Work item
Go through the data and tally the lines that include "will". The reply is that number alone.

=======

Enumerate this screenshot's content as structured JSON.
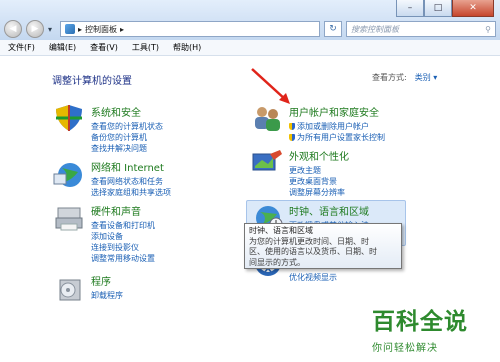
{
  "address": {
    "crumb": "控制面板",
    "sep": "▸",
    "search_placeholder": "搜索控制面板"
  },
  "menu": [
    "文件(F)",
    "编辑(E)",
    "查看(V)",
    "工具(T)",
    "帮助(H)"
  ],
  "heading": "调整计算机的设置",
  "viewby": {
    "label": "查看方式:",
    "value": "类别 ▾"
  },
  "categories": {
    "system": {
      "title": "系统和安全",
      "links": [
        "查看您的计算机状态",
        "备份您的计算机",
        "查找并解决问题"
      ]
    },
    "network": {
      "title": "网络和 Internet",
      "links": [
        "查看网络状态和任务",
        "选择家庭组和共享选项"
      ]
    },
    "hardware": {
      "title": "硬件和声音",
      "links": [
        "查看设备和打印机",
        "添加设备",
        "连接到投影仪",
        "调整常用移动设置"
      ]
    },
    "programs": {
      "title": "程序",
      "links": [
        "卸载程序"
      ]
    },
    "users": {
      "title": "用户帐户和家庭安全",
      "links": [
        "添加或删除用户帐户",
        "为所有用户设置家长控制"
      ]
    },
    "appearance": {
      "title": "外观和个性化",
      "links": [
        "更改主题",
        "更改桌面背景",
        "调整屏幕分辨率"
      ]
    },
    "clock": {
      "title": "时钟、语言和区域",
      "links": [
        "更改键盘或其他输入法"
      ]
    },
    "ease": {
      "links": [
        "优化视频显示"
      ]
    }
  },
  "tooltip": {
    "title": "时钟、语言和区域",
    "lines": [
      "为您的计算机更改时间、日期、时",
      "区、使用的语言以及货币、日期、时",
      "间显示的方式。"
    ]
  },
  "watermark": {
    "big": "百科全说",
    "small": "你问轻松解决"
  },
  "colors": {
    "link": "#1a5fb4",
    "category_title": "#1e7a1e",
    "heading": "#1e3287",
    "arrow": "#e0241a",
    "watermark": "#2e8a2e"
  }
}
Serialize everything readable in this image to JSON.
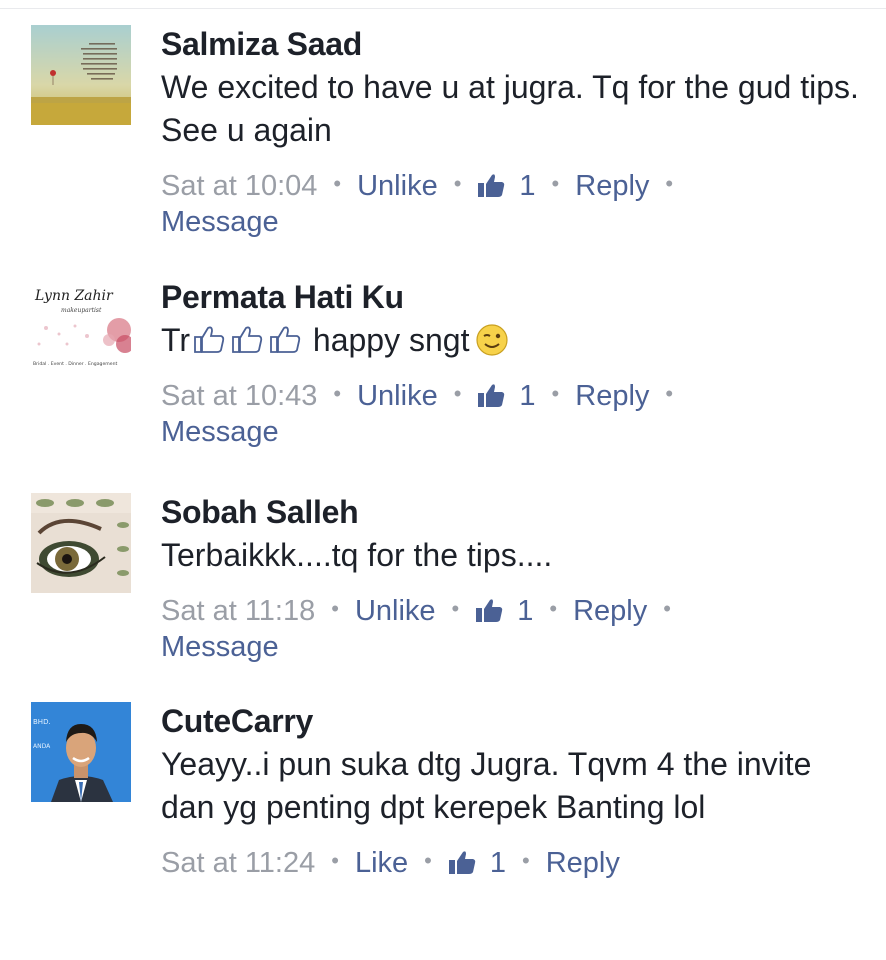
{
  "comments": [
    {
      "name": "Salmiza Saad",
      "text": "We excited to have u at jugra. Tq for the gud tips. See u again",
      "time": "Sat at 10:04",
      "like_action": "Unlike",
      "like_count": "1",
      "reply": "Reply",
      "message": "Message",
      "avatar_text": "...Kalau kita BERUBAH untuk jadi baik kerana Allah, Allah akan hantar orang-orang yang baik untuk bersama sama kita..."
    },
    {
      "name": "Permata Hati Ku",
      "text_prefix": "Tr",
      "text_suffix": "happy sngt",
      "time": "Sat at 10:43",
      "like_action": "Unlike",
      "like_count": "1",
      "reply": "Reply",
      "message": "Message",
      "avatar_title": "Lynn Zahir",
      "avatar_sub": "makeupartist",
      "avatar_caption": "Bridal . Event . Dinner . Engagement"
    },
    {
      "name": "Sobah Salleh",
      "text": "Terbaikkk....tq for the tips....",
      "time": "Sat at 11:18",
      "like_action": "Unlike",
      "like_count": "1",
      "reply": "Reply",
      "message": "Message"
    },
    {
      "name": "CuteCarry",
      "text": "Yeayy..i pun suka dtg Jugra. Tqvm 4 the invite dan yg penting dpt kerepek Banting lol",
      "time": "Sat at 11:24",
      "like_action": "Like",
      "like_count": "1",
      "reply": "Reply",
      "avatar_text_1": "BHD.",
      "avatar_text_2": "ANDA"
    }
  ],
  "separator": "•",
  "colors": {
    "name": "#1d2129",
    "link": "#4b6195",
    "muted": "#9a9ea6"
  }
}
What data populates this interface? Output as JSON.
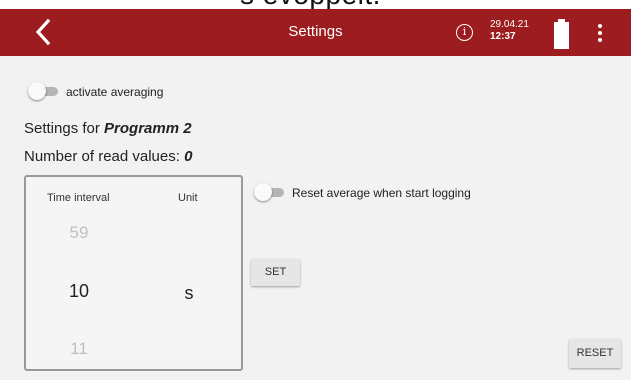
{
  "overlay_caption": "s evoppelt.",
  "header": {
    "title": "Settings",
    "info_icon": "info-icon",
    "info_glyph": "i",
    "date": "29.04.21",
    "time": "12:37",
    "battery_icon": "battery-full-icon",
    "back_icon": "chevron-left-icon",
    "menu_icon": "more-vertical-icon"
  },
  "averaging": {
    "label": "activate averaging",
    "on": false
  },
  "settings_for": {
    "prefix": "Settings for ",
    "program": "Programm 2"
  },
  "read_values": {
    "prefix": "Number of read values: ",
    "count": "0"
  },
  "picker": {
    "interval_header": "Time interval",
    "unit_header": "Unit",
    "prev_value": "59",
    "current_value": "10",
    "next_value": "11",
    "unit": "s"
  },
  "reset_average": {
    "label": "Reset average when start logging",
    "on": false
  },
  "buttons": {
    "set": "SET",
    "reset": "RESET"
  },
  "colors": {
    "appbar": "#9c1c20",
    "background": "#f2f2f2"
  }
}
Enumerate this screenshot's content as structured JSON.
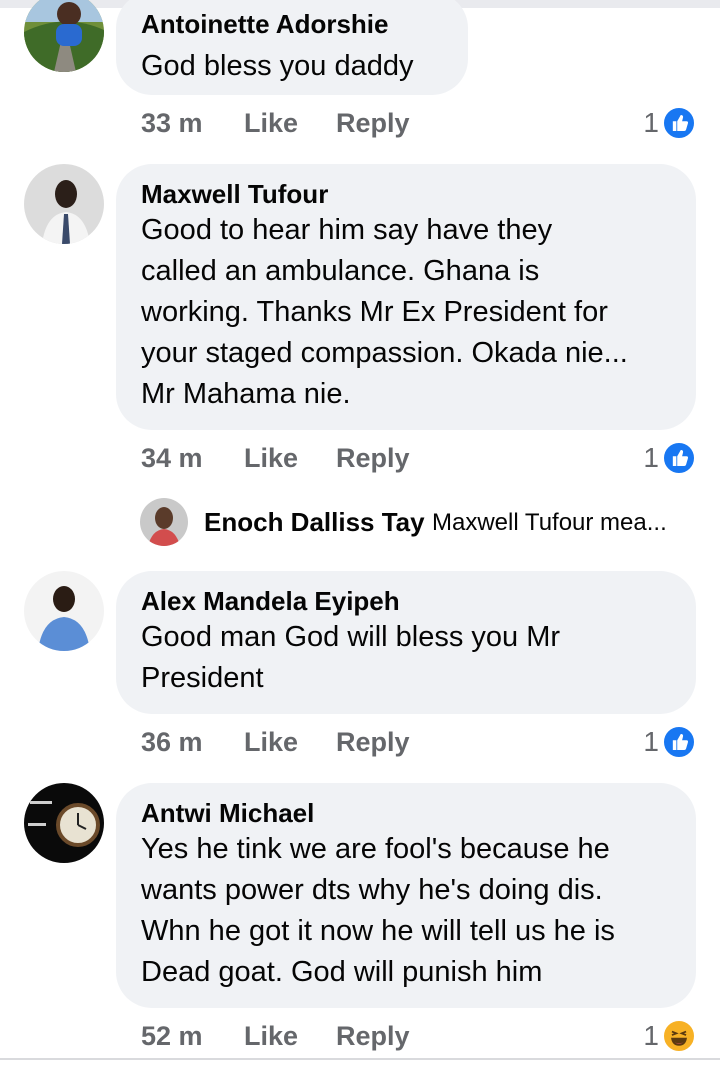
{
  "comments": [
    {
      "author": "Antoinette Adorshie",
      "text": "God bless you daddy",
      "time": "33 m",
      "like_label": "Like",
      "reply_label": "Reply",
      "reaction_count": "1",
      "reaction_icon": "like-reaction-icon"
    },
    {
      "author": "Maxwell Tufour",
      "text_lines": [
        "Good to hear him say have they",
        "called an ambulance. Ghana is",
        "working. Thanks Mr Ex President for",
        "your staged compassion. Okada nie...",
        "Mr Mahama nie."
      ],
      "time": "34 m",
      "like_label": "Like",
      "reply_label": "Reply",
      "reaction_count": "1",
      "reaction_icon": "like-reaction-icon"
    },
    {
      "author": "Alex Mandela Eyipeh",
      "text_lines": [
        "Good man God will bless you Mr",
        "President"
      ],
      "time": "36 m",
      "like_label": "Like",
      "reply_label": "Reply",
      "reaction_count": "1",
      "reaction_icon": "like-reaction-icon"
    },
    {
      "author": "Antwi Michael",
      "text_lines": [
        "Yes he tink we are fool's because he",
        "wants power dts why he's doing dis.",
        "Whn he got it now he will tell us he is",
        "Dead goat. God will punish him"
      ],
      "time": "52 m",
      "like_label": "Like",
      "reply_label": "Reply",
      "reaction_count": "1",
      "reaction_icon": "haha-reaction-icon"
    }
  ],
  "reply_preview": {
    "author": "Enoch Dalliss Tay",
    "text": "Maxwell Tufour mea..."
  },
  "colors": {
    "bubble": "#f0f2f5",
    "meta": "#65676b",
    "like_blue": "#1877f2",
    "haha_yellow": "#f7b125"
  }
}
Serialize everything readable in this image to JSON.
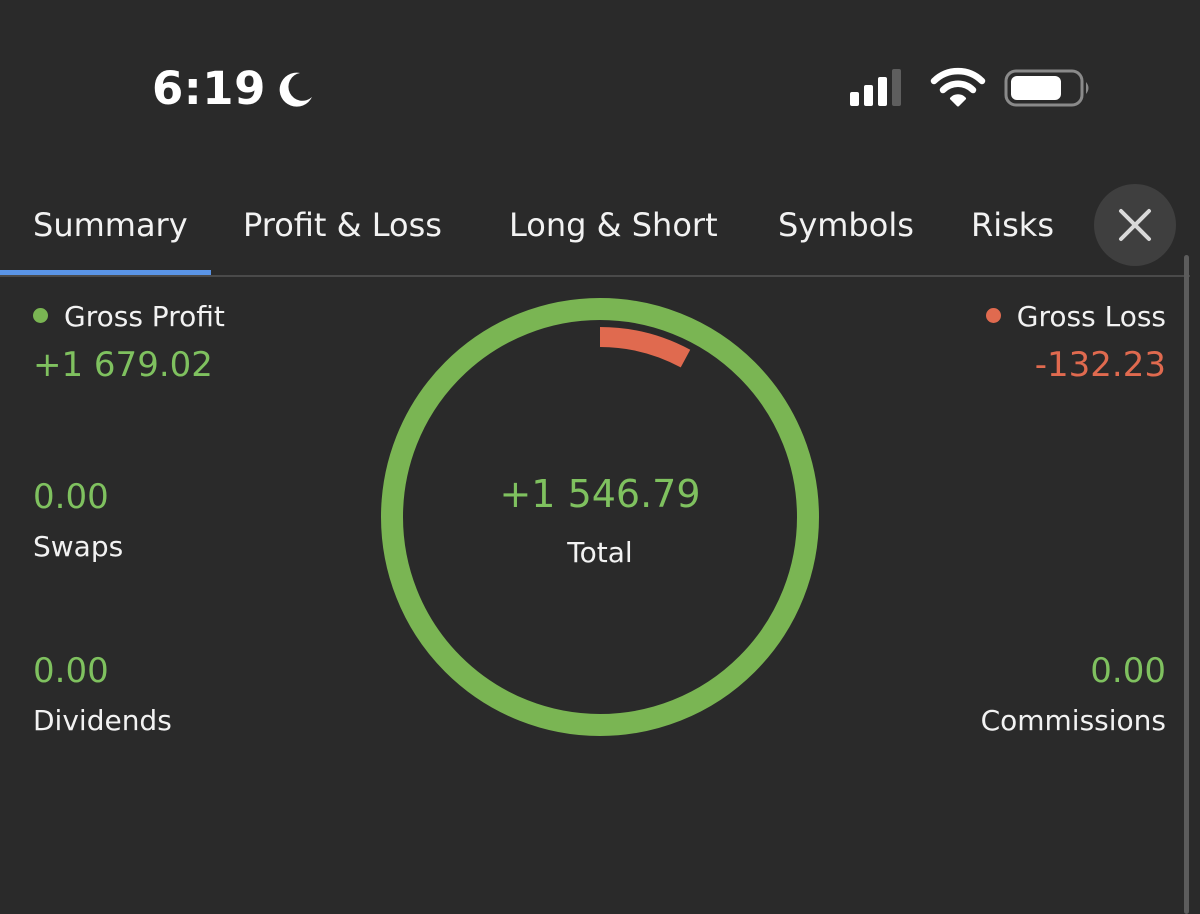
{
  "status_bar": {
    "time": "6:19",
    "icons": [
      "moon-icon",
      "cellular-signal-icon",
      "wifi-icon",
      "battery-icon"
    ]
  },
  "tabs": [
    {
      "label": "Summary",
      "active": true
    },
    {
      "label": "Profit & Loss",
      "active": false
    },
    {
      "label": "Long & Short",
      "active": false
    },
    {
      "label": "Symbols",
      "active": false
    },
    {
      "label": "Risks",
      "active": false
    }
  ],
  "close_icon": "close-icon",
  "summary": {
    "gross_profit": {
      "label": "Gross Profit",
      "value": "+1 679.02"
    },
    "gross_loss": {
      "label": "Gross Loss",
      "value": "-132.23"
    },
    "swaps": {
      "label": "Swaps",
      "value": "0.00"
    },
    "dividends": {
      "label": "Dividends",
      "value": "0.00"
    },
    "commissions": {
      "label": "Commissions",
      "value": "0.00"
    },
    "total": {
      "label": "Total",
      "value": "+1 546.79"
    }
  },
  "chart_data": {
    "type": "pie",
    "categories": [
      "Gross Profit",
      "Gross Loss"
    ],
    "values": [
      1679.02,
      132.23
    ],
    "title": "",
    "colors": {
      "profit": "#7ab553",
      "loss": "#e06a4f"
    }
  },
  "colors": {
    "background": "#2a2a2a",
    "positive": "#7fc15f",
    "negative": "#e06a4f",
    "accent": "#5a94e6"
  }
}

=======

Solved exercise
3